In keeping with previous studies, our results suggest that a moderate proportion of the SSB-T2DM relationship was mediated through BMI.14, 31, 33 The proportion mediated through BMI increased with increasing obesity cutoffs, possibly reflecting the increasing T2DM risk with increasing BMI22, 35 or it may be that more obese participants were regularly drinking larger amounts of SSB. Most studies have investigated mediation by adjusting for BMI (the mediator) and assessing the change in the magnitude of the association. This approach can produce bias due to unmeasured mediator-outcome confounding or interaction between the exposure and mediator (SSB intake and BMI).36 Here we assessed mediation using both a counter-factual mediation analysis and by adjusting for BMI in a standard regression model.

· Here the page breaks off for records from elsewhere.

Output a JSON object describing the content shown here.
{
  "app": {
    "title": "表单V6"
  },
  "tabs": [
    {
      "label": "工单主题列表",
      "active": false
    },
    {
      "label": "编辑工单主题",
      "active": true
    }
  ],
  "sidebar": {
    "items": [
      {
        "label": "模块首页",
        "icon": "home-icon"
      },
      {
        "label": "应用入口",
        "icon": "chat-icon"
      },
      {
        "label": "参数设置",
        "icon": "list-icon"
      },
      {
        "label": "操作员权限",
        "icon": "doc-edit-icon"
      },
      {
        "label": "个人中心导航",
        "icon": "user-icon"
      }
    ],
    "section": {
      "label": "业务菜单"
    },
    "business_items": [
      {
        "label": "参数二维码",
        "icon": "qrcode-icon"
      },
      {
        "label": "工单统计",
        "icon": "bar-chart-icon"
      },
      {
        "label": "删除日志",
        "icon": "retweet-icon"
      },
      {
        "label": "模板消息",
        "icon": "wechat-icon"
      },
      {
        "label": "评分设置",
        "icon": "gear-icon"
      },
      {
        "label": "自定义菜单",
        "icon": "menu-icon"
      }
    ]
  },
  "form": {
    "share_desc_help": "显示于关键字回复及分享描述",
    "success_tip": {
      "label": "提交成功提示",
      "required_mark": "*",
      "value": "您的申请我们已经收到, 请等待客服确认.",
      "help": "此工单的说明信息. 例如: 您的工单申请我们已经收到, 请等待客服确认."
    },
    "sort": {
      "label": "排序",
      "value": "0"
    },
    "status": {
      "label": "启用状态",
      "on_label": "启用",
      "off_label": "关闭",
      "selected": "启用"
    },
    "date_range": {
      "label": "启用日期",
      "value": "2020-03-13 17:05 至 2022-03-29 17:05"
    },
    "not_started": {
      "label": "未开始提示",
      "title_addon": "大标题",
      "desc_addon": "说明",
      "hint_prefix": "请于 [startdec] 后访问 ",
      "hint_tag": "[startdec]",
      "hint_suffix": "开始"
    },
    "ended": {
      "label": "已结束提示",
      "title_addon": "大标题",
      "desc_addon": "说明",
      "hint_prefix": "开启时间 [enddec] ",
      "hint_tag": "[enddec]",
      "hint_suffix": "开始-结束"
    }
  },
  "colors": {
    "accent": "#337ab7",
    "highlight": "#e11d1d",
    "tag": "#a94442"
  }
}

Results were very similar using both approaches suggesting that unmeasured mediator-outcome confounding or interaction between the exposure and mediator are minimal for this association.
We had expected that a large proportion of the association between SSB intake and T2DM would be mediated by weight gain or obesity because SSBs can stimulate intake of other high glycaemic foods37, 38 leading to higher total caloric intake.37, 39, 40 However, regular SSB consumption may increase T2DM risk through mechanisms independent of weight gain or obesity. For instance, high glycaemic loads from SSBs lead to repeated high insulin demand, which can contribute to compromised beta (β) cell function.38 This may be particularly problematic in low and middle-income country Asian adults who may have experienced intrauterine or early childhood under-nutrition. This can lead to the under-development of β cell mass and an increased risk of T2DM later in life41 independent of weight gain, especially with exposure to energy-dense foods like SSBs.42, 43
The findings from this cohort suggest that at this point of the Thai health-risk transition SSB intake is increasing the risk of T2DM in women. As SSBs have no nutritional value and do not protect against disease they are an ideal target for public health efforts aimed at preventing increasing national T2DM incidence. Reducing the incidence and prevalence of T2DM in Thailand will require a multi-faceted approach. Targeting SSBs could serve as one focal point to prevent a national rise in the incidence of T2DM.
We thank the team at Suhkkothai Thammathirat Open University (STOU) and the STOU students who are participating in the Thai Cohort Study. This work was supported by the International Collaborative Research Grants Scheme with joint grants from the Wellcome Trust UK (GR071587MA) and the Australian National Health and Medical Research Council (NHMRC, grant No.268055), and by a global health grant from the NHMRC (585426).
About this article
Rights and permissions
This work is licensed under a Creative Commons Attribution 4.0 International License. The images or other third party material in this article are included in the article’s Creative Commons license, unless indicated otherwise in the credit line; if the material is not included under the Creative Commons license, users will need to obtain permission from the license holder to reproduce the material. To view a copy of this license, visit http://creativecommons.org/licenses/by/4.0/
Supplementary Information accompanies this paper on the Nutrition & Diabetes website (http://www.nature.com/nutd)